Exercise directions: Filter the entries for the word "JSON". Copy each line that has it.

Source records:
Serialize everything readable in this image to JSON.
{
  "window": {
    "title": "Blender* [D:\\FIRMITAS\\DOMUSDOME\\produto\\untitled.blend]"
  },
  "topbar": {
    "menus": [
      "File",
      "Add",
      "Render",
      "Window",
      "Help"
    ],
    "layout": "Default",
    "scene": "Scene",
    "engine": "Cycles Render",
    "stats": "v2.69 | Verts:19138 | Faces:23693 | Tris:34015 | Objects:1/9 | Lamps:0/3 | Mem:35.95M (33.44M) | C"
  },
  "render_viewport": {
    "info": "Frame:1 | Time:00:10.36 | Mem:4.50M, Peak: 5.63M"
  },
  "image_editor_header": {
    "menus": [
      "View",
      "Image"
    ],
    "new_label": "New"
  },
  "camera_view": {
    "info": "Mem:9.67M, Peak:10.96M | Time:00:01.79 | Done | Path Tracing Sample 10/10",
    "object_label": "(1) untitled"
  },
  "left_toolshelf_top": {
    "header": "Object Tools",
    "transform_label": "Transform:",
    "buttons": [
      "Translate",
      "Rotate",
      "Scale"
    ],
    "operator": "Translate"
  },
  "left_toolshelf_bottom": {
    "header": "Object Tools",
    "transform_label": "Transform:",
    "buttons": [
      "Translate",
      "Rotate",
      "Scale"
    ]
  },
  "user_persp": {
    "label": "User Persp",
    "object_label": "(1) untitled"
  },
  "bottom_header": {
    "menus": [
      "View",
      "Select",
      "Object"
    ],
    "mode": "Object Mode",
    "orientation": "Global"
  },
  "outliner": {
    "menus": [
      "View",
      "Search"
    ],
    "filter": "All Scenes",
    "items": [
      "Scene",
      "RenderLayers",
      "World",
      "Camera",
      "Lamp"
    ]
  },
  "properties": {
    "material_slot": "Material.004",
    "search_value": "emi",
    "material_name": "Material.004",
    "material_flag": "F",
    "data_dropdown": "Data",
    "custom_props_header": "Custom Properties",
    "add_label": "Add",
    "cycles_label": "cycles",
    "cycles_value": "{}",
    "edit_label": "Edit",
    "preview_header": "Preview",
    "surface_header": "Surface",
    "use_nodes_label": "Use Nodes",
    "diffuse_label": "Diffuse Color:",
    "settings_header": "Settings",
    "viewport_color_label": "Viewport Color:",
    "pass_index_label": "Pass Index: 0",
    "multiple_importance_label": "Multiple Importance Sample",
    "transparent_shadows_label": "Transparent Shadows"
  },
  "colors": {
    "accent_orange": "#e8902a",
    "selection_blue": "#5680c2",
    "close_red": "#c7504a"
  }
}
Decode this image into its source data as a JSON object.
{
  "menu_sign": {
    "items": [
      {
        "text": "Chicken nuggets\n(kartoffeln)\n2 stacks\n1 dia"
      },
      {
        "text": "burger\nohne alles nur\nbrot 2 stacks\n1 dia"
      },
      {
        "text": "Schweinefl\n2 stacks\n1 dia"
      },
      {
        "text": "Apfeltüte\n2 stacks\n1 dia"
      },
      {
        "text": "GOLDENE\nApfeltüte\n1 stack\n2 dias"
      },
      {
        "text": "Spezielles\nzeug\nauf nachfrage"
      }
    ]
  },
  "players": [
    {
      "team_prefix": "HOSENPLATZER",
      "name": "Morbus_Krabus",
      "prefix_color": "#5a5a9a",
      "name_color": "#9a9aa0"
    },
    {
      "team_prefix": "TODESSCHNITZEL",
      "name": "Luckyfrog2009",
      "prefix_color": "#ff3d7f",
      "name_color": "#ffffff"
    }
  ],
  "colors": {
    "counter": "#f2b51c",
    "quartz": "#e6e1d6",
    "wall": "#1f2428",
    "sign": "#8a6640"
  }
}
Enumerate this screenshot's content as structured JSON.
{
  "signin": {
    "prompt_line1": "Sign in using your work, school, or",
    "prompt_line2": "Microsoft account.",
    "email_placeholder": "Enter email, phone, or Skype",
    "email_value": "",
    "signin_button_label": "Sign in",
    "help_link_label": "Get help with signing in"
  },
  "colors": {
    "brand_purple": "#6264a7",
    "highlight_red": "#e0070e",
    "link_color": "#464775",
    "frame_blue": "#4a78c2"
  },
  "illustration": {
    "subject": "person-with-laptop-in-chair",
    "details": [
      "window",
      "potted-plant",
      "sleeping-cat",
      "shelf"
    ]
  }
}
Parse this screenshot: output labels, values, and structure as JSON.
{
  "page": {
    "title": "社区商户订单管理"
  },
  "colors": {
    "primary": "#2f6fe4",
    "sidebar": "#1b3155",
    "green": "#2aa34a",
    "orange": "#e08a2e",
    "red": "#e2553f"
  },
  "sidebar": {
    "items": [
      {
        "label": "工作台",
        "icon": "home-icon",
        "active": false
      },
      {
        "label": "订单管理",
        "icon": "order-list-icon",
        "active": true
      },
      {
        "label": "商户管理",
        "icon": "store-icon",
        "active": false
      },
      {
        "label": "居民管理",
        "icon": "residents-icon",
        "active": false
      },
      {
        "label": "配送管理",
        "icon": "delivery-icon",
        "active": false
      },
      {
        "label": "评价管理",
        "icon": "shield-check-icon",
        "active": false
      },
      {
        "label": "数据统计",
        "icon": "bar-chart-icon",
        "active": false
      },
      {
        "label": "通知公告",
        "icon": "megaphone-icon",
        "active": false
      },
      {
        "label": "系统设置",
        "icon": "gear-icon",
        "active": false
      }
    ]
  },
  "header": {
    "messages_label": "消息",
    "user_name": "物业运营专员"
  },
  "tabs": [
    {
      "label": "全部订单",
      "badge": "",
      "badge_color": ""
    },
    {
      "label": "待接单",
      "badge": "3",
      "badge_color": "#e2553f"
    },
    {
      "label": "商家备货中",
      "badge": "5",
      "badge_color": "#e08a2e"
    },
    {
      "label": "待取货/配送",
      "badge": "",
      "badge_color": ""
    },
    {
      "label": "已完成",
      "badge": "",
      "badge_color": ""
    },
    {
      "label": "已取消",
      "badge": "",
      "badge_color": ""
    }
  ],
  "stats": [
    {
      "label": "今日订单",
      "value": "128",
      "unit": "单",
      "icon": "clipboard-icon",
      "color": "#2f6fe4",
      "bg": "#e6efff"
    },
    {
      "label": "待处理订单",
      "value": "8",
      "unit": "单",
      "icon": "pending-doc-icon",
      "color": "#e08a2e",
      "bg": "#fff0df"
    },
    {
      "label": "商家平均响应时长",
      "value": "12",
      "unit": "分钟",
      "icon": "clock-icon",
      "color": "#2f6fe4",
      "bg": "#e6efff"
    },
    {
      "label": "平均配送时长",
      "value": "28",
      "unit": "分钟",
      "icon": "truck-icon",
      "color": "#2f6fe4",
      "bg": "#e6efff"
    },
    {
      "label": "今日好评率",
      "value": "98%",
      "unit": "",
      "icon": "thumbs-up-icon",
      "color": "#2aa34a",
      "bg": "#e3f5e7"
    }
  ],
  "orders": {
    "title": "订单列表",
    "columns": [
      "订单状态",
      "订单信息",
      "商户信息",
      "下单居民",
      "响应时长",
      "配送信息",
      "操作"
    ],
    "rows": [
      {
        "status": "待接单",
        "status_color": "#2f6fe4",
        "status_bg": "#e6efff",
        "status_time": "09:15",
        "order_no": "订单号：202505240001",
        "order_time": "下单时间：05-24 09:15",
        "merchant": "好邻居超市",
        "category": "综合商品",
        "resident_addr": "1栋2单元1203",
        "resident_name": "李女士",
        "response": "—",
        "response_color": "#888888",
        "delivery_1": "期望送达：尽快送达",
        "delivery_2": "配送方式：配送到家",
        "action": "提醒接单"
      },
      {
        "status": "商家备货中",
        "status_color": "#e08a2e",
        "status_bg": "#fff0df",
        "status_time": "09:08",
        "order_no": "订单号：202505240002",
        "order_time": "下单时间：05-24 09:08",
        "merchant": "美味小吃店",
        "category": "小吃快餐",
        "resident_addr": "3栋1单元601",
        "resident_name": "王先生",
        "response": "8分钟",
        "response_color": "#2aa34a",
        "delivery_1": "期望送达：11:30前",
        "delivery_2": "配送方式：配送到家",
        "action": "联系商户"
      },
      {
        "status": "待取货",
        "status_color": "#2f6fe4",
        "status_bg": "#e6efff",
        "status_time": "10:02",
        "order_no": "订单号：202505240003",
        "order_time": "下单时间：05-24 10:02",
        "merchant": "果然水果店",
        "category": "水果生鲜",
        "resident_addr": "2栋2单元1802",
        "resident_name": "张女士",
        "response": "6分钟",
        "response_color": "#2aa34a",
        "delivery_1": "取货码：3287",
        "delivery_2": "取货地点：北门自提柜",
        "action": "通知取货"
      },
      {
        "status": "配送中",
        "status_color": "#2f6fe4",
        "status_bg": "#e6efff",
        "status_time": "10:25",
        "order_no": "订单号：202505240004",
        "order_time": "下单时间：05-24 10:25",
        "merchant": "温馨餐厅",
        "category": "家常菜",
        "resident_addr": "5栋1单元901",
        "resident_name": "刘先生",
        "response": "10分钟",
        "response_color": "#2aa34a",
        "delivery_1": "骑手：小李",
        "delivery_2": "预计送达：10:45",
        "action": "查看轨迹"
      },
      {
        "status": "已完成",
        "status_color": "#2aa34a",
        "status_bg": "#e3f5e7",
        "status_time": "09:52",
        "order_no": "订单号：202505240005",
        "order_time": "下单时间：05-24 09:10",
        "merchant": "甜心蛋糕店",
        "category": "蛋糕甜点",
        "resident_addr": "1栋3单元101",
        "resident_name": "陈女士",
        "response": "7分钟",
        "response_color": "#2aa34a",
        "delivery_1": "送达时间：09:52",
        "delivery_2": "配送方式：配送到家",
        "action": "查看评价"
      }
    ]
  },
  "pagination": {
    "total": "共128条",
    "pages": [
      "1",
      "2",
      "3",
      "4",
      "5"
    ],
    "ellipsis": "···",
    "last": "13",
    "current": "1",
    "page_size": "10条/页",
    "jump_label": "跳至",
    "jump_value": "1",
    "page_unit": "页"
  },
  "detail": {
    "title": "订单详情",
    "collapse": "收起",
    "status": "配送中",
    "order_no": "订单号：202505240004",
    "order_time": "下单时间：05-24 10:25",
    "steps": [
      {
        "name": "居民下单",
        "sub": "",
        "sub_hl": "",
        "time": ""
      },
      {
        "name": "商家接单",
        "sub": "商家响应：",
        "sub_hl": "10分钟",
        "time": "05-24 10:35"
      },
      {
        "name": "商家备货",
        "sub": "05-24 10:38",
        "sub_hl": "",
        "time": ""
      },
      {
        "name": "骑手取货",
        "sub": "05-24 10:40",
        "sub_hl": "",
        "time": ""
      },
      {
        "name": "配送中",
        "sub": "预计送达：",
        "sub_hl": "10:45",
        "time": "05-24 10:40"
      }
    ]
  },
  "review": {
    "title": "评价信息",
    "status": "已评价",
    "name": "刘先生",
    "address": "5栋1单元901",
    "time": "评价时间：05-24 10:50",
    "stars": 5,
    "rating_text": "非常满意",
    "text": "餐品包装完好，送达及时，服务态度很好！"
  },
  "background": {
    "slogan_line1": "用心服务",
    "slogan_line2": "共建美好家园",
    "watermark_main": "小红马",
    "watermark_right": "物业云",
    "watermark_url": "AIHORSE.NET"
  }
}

Exercise response:
Serialize everything readable in this image to JSON.
Decode this image into its source data as a JSON object.
Enumerate this screenshot's content as structured JSON.
Parse this screenshot: output labels, values, and structure as JSON.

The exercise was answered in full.